The invasion of a highly destructive plant pest can have a devastating effect on farmers’ crop production, natural ecosystems and economic trade. In Africa, where a large proportion of people live in rural areas and rely on subsistence agriculture, invasive species can cause severe damage and seriously impact food and nutritional security.
As COVID-19 forces more and more people indoors, the challenges facing scientific research do not diminish. If anything, the sudden requirement to maintain a sensible distance between colleagues serves only to highlight the lack of resources currently available to facilitate remote working and collaboration in research circles.
Study finds that using dogs to survey for citrus greening disease is more accurate and efficient than current methods. Huanglongbing, or citrus greening disease, is a bacterial disease of citrus plants cause by Candidatus Liberibacter spp. It is thought to have been primarily an insect endophyte, but made the jump to its alternative host – citrus plants…

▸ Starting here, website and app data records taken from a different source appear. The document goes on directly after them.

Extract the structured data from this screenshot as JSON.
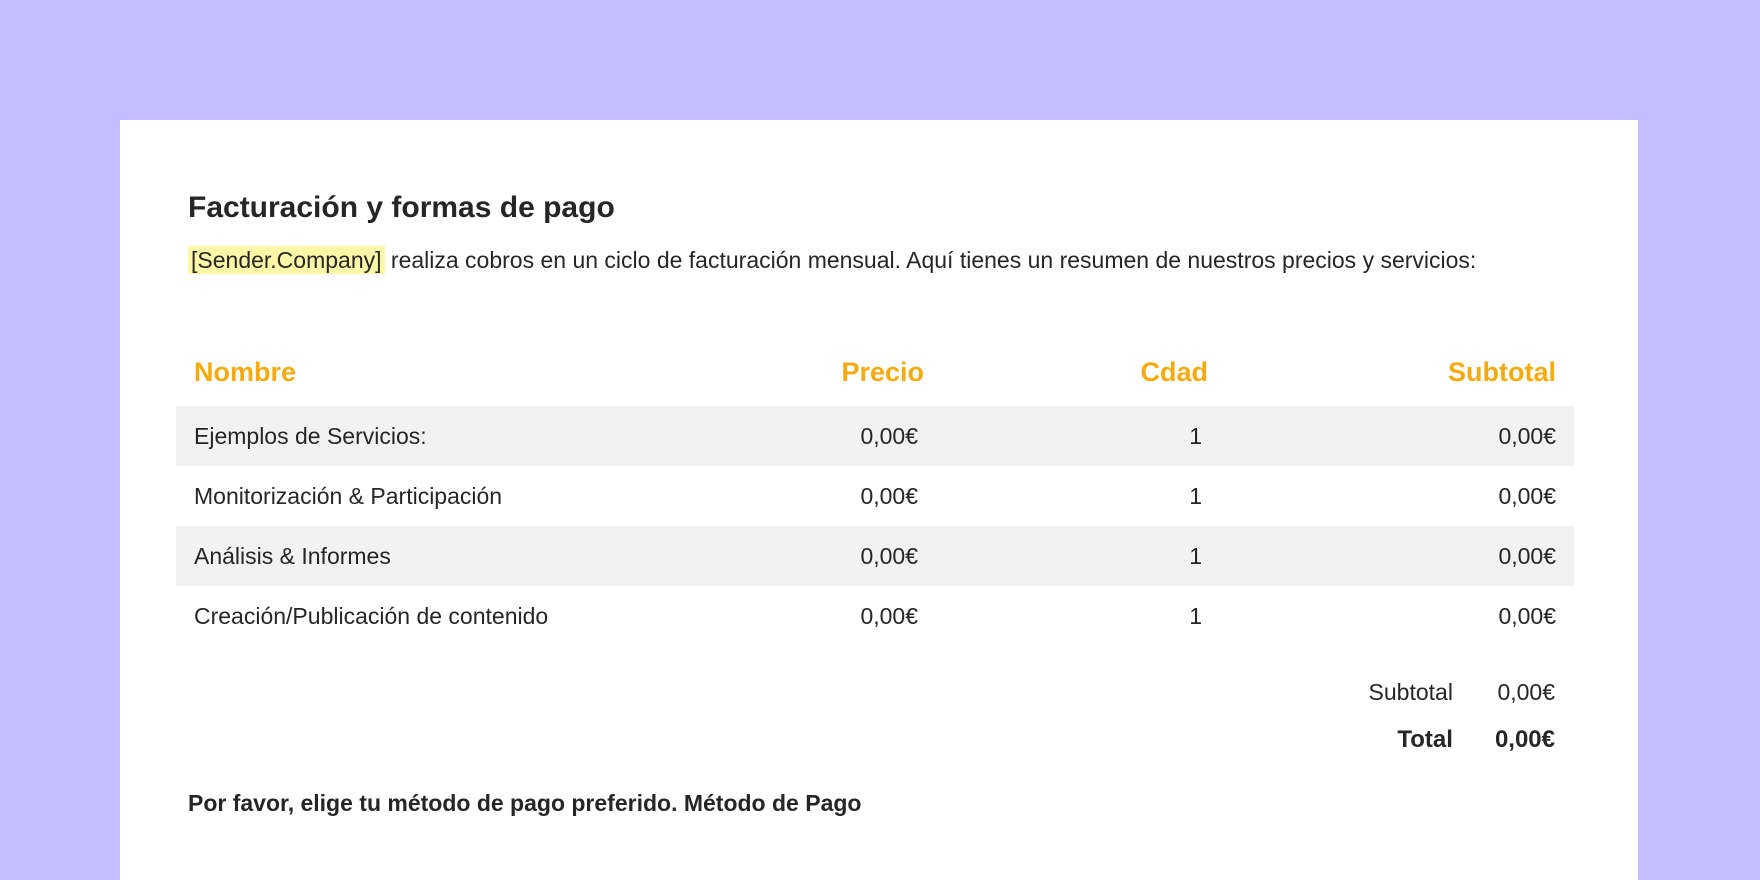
{
  "document": {
    "title": "Facturación y formas de pago",
    "intro_placeholder": "[Sender.Company]",
    "intro_text": " realiza cobros en un ciclo de facturación mensual. Aquí tienes un resumen de nuestros precios y servicios:",
    "table": {
      "headers": {
        "name": "Nombre",
        "price": "Precio",
        "qty": "Cdad",
        "subtotal": "Subtotal"
      },
      "rows": [
        {
          "name": "Ejemplos de Servicios:",
          "price": "0,00€",
          "qty": "1",
          "subtotal": "0,00€"
        },
        {
          "name": "Monitorización & Participación",
          "price": "0,00€",
          "qty": "1",
          "subtotal": "0,00€"
        },
        {
          "name": "Análisis & Informes",
          "price": "0,00€",
          "qty": "1",
          "subtotal": "0,00€"
        },
        {
          "name": "Creación/Publicación de contenido",
          "price": "0,00€",
          "qty": "1",
          "subtotal": "0,00€"
        }
      ]
    },
    "totals": {
      "subtotal_label": "Subtotal",
      "subtotal_value": "0,00€",
      "total_label": "Total",
      "total_value": "0,00€"
    },
    "payment_note": "Por favor, elige tu método de pago preferido. Método de Pago"
  },
  "colors": {
    "background": "#c5bdff",
    "header_accent": "#f5ab0f",
    "placeholder_highlight": "#fff7a8",
    "row_stripe": "#f2f2f2"
  }
}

Ash trees may be more prepared to face invasive threats than previously realised. The European ash (Fraxinus excelsior) is a common site in towns, forests and parkland across the United Kingdom. Since the 1990s, ash trees across Europe have been devastated by ash dieback, a disease caused by the fungal pathogen (Hymenoscyphus fraxineus), which has…

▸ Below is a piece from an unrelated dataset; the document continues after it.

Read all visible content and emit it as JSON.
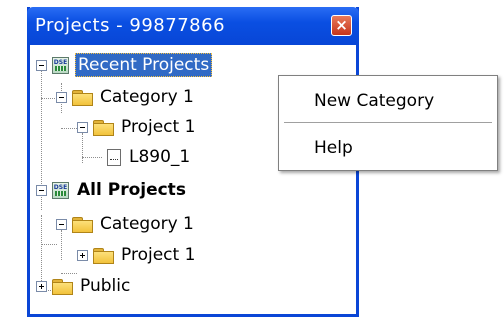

Learning about the commercial aspects of biological control to combat pests and new invasive threats in Pakistan
Biological control is a key element of an integrated pest management strategy. Not only is it environmentally safe but it is also important for sustainable crop production. Among various biocontrol methods, increasing the presence of natural enemies is an effective substitute when they are not sufficiently abundant or effective.

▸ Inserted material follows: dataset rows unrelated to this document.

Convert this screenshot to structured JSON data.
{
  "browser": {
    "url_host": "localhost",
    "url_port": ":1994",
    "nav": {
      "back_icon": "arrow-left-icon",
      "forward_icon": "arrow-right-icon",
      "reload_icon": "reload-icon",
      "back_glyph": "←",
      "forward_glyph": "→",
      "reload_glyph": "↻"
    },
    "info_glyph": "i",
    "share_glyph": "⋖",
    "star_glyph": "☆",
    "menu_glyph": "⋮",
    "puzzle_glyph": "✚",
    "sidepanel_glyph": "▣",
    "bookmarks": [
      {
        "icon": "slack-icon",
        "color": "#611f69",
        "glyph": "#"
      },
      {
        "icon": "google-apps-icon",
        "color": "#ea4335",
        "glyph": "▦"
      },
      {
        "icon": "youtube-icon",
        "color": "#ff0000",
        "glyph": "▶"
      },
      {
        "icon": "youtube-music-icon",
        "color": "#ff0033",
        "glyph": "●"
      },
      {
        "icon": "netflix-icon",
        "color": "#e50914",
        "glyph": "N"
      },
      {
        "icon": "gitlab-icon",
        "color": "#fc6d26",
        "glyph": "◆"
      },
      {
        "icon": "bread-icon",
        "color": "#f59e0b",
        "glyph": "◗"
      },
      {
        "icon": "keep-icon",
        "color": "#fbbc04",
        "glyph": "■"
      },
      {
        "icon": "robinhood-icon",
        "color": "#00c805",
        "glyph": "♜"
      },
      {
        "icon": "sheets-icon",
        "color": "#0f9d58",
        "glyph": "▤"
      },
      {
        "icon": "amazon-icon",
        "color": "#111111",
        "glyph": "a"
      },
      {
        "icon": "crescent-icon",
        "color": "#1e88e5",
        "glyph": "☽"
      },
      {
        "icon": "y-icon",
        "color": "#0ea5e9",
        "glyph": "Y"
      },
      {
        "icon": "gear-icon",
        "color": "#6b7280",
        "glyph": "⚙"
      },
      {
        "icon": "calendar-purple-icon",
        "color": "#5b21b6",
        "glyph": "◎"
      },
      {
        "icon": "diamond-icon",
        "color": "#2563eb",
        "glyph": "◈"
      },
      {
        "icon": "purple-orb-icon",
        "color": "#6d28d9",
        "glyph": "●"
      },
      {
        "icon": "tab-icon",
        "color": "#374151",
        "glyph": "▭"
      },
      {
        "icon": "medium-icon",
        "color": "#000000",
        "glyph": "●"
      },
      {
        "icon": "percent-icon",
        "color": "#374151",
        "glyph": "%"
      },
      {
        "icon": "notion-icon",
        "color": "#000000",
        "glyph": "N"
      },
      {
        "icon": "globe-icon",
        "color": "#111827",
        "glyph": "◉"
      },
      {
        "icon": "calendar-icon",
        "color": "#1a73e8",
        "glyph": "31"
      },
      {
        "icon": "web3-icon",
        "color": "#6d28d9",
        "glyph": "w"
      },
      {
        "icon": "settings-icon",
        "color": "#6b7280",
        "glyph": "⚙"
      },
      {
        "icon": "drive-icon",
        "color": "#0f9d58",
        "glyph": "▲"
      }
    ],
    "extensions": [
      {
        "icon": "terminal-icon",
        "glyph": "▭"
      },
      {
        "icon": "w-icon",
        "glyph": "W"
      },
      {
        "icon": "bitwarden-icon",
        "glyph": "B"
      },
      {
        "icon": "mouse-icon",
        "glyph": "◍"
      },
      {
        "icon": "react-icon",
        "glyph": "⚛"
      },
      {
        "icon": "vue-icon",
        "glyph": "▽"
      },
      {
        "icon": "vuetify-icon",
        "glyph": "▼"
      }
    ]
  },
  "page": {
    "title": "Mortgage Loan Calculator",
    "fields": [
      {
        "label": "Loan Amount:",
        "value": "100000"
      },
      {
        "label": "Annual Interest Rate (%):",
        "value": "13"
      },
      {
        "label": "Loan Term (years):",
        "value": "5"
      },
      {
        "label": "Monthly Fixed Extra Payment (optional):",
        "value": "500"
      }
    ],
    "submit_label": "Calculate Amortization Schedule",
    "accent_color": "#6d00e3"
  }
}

New policy brief highlights the unintended consequences of projects that promote invasive alien woody plants
A new policy brief has been published providing recommendations to support decision making about funding for projects that aim to introduce new, or promote established alien woody plant species.